### ABOUT THIS EXERCISE
All of the data should be reproduced word for word, though its pictures must be omitted.

[[ MATERIAL FOR THIS EXERCISE open ]]

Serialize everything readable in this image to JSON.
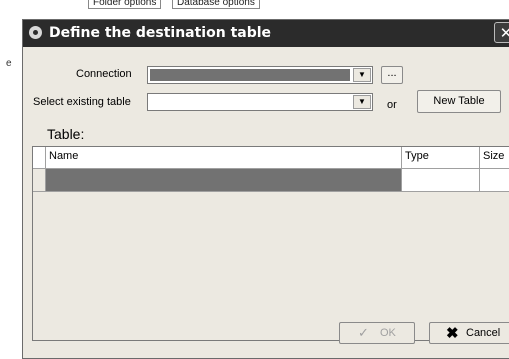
{
  "background": {
    "tabs": [
      "Folder options",
      "Database options"
    ],
    "left_fragment": "e"
  },
  "dialog": {
    "title": "Define the destination table",
    "title_icon": "gear-icon",
    "close_glyph": "✕"
  },
  "form": {
    "connection_label": "Connection",
    "connection_value": "",
    "browse_label": "...",
    "existing_table_label": "Select existing table",
    "existing_table_value": "",
    "or_label": "or",
    "new_table_label": "New Table",
    "table_caption": "Table:"
  },
  "table": {
    "columns": [
      "Name",
      "Type",
      "Size"
    ],
    "rows": [
      {
        "name": "",
        "type": "",
        "size": ""
      }
    ]
  },
  "footer": {
    "ok_label": "OK",
    "cancel_label": "Cancel"
  },
  "colors": {
    "title_bar": "#2b2b2b",
    "dialog_bg": "#ece9e1",
    "selected_fill": "#727272",
    "cancel_icon": "#111111",
    "ok_disabled": "#a0a0a0"
  }
}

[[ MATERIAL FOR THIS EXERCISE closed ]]

### EXERCISE OUTPUT
Serialize everything readable in this image to JSON.
{
  "background": {
    "tabs": [
      "Folder options",
      "Database options"
    ],
    "left_fragment": "e"
  },
  "dialog": {
    "title": "Define the destination table",
    "title_icon": "gear-icon",
    "close_glyph": "✕"
  },
  "form": {
    "connection_label": "Connection",
    "connection_value": "",
    "browse_label": "...",
    "existing_table_label": "Select existing table",
    "existing_table_value": "",
    "or_label": "or",
    "new_table_label": "New Table",
    "table_caption": "Table:"
  },
  "table": {
    "columns": [
      "Name",
      "Type",
      "Size"
    ],
    "rows": [
      {
        "name": "",
        "type": "",
        "size": ""
      }
    ]
  },
  "footer": {
    "ok_label": "OK",
    "cancel_label": "Cancel"
  },
  "colors": {
    "title_bar": "#2b2b2b",
    "dialog_bg": "#ece9e1",
    "selected_fill": "#727272",
    "cancel_icon": "#111111",
    "ok_disabled": "#a0a0a0"
  }
}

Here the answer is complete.